(Some minor spoilers follow)
In all honesty, I would love to tell you that this year's Christmas special is a return to form for Russell T. Davies after the debacle of Journey's End. In fact, I can honestly say that 85% of The Next Doctor is nearly pitch-perfect, mixing equal parts pathos, comedy, and with a really creative premise that I doubt the original series proposed (unless there has been a Cyberman story set in the past that I've never seen)...in fact, if the sequence that happens 25 - 30 minutes in doesn't break your heart, it means either you're jaded, and/or you have no heart.
Our story begins in 1851 London, when the Doctor comes across a young lady named Rosita, who is in danger, and who is yelling for "The Doctor." However, much to his surprise, another gentleman - who calls himself "The Doctor" (and who we'll call "Doctor Next") arrives to help save the day. Thanks to a slight turn of events, our Doctor comes to believe that Doctor Next is his next regeneration. Of course, there is a complication with the Cyberman attempting to take over Victorian London...

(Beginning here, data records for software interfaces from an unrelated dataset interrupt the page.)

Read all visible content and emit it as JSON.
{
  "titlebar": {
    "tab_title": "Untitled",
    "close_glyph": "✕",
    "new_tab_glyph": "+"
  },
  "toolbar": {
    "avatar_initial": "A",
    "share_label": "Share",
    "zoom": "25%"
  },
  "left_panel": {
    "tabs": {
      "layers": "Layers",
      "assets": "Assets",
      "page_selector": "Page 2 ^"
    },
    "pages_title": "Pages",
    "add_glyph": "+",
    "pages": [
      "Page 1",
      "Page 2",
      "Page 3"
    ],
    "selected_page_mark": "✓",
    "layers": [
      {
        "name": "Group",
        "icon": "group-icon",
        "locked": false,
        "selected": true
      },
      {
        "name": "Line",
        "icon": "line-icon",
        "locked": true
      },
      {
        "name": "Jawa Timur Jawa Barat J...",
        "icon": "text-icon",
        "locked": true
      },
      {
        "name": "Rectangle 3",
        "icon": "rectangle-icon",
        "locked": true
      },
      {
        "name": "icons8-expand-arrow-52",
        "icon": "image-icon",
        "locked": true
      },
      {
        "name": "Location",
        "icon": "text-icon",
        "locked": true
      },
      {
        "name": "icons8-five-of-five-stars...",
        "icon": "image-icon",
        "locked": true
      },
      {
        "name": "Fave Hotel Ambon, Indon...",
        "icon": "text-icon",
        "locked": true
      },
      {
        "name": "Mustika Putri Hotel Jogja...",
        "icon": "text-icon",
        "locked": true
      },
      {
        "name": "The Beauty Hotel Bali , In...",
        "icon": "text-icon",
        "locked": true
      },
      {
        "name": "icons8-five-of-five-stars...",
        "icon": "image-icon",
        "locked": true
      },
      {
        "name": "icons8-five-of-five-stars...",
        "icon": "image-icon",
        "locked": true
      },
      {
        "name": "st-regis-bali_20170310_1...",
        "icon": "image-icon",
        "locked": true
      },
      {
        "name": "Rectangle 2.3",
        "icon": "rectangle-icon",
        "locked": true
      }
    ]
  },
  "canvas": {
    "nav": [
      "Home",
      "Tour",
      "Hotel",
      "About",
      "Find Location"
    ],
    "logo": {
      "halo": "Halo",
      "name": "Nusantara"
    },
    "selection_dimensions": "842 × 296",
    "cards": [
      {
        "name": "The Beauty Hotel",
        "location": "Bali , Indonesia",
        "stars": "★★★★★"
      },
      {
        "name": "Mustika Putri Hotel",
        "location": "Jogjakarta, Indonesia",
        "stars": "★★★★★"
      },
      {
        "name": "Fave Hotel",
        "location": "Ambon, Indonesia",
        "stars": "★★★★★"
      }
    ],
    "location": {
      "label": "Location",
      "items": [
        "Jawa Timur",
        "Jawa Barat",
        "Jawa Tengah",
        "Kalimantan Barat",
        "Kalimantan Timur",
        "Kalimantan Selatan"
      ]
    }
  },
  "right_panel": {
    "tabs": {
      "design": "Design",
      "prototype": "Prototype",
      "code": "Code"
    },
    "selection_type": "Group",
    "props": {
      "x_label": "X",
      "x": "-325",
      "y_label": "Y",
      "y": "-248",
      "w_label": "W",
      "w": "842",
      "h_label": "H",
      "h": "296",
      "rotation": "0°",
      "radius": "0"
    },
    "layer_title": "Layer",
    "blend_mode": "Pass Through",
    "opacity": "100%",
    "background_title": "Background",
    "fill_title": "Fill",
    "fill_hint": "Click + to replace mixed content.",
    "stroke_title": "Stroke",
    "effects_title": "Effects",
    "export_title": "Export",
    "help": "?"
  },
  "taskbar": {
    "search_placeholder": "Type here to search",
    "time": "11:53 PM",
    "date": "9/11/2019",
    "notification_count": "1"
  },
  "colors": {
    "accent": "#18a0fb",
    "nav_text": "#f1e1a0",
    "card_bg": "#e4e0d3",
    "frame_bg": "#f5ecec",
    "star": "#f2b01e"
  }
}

...and most of the episode works beautifully. David Morrisey hits the right tone - almost as if he were next in line to take over from David Tennant. (No, I'm not speculating at all. I'm letting the rumors fly freely) It's a great takeoff on a classic Victorian adventurer, and Morrisey handles the role with aplomb, even with the script complications. For most of this episode, it's an almost pitch-perfect mix, probably the best since The Christmas Invasion (and definitely much stronger than last year's Voyage of the Damned).
However, and I'm going to try to talk about this without spoiling - the Cybermen's "big bad" is simply lame and unoriginal. It seemed more like Davies was trying to go over-the-top in light of Journey's End - I just was unconvinced. It seemed done more out of a sense of "let's-give-the-effects-guys-a-challenge" than a legitimate threat. But making it through that sequence leads to a touching, totally heartbreaking sequence...but one that suggests that this Doctor's journey will be coming to an end, and almost reads as if the Tenth Doctor has been - on some level - paying for the Ninth Doctor's sins in many ways.
If you get a chance to see it, do so. Just don't mind the wonky bits 47 minutes in.